[Opening Records for the task section]

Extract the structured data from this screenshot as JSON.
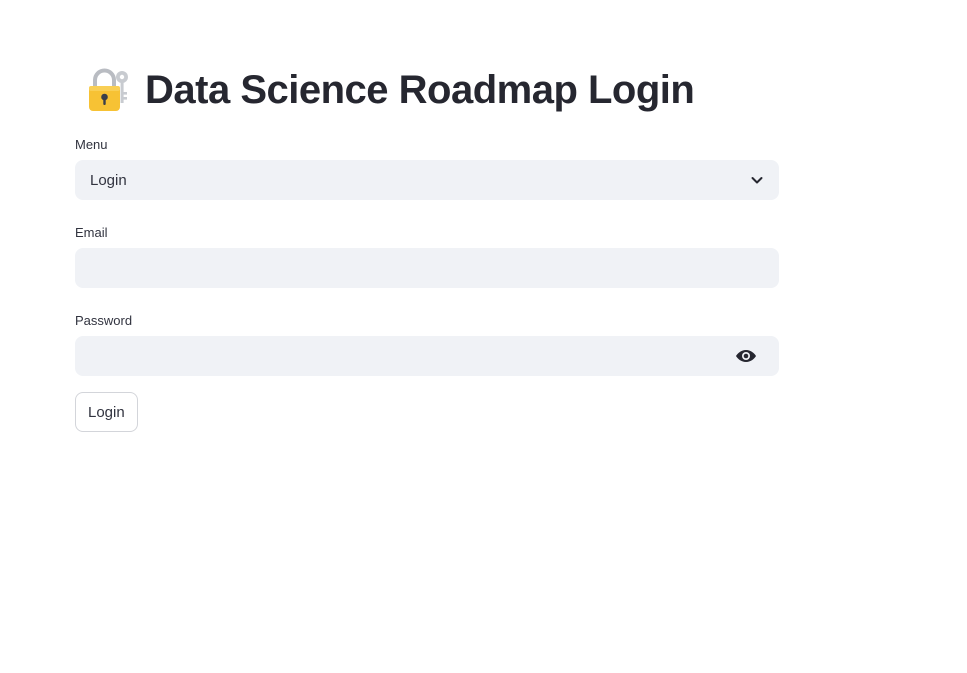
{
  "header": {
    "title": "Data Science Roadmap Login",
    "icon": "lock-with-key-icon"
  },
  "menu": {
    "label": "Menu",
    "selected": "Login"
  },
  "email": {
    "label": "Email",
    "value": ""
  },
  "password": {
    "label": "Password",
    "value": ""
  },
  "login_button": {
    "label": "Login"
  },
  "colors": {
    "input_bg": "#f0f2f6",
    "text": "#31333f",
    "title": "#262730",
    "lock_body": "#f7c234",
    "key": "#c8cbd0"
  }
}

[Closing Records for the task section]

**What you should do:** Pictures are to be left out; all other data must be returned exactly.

**Written solution:**
Extract the structured data from this screenshot as JSON.
{
  "header": {
    "title": "Data Science Roadmap Login",
    "icon": "lock-with-key-icon"
  },
  "menu": {
    "label": "Menu",
    "selected": "Login"
  },
  "email": {
    "label": "Email",
    "value": ""
  },
  "password": {
    "label": "Password",
    "value": ""
  },
  "login_button": {
    "label": "Login"
  },
  "colors": {
    "input_bg": "#f0f2f6",
    "text": "#31333f",
    "title": "#262730",
    "lock_body": "#f7c234",
    "key": "#c8cbd0"
  }
}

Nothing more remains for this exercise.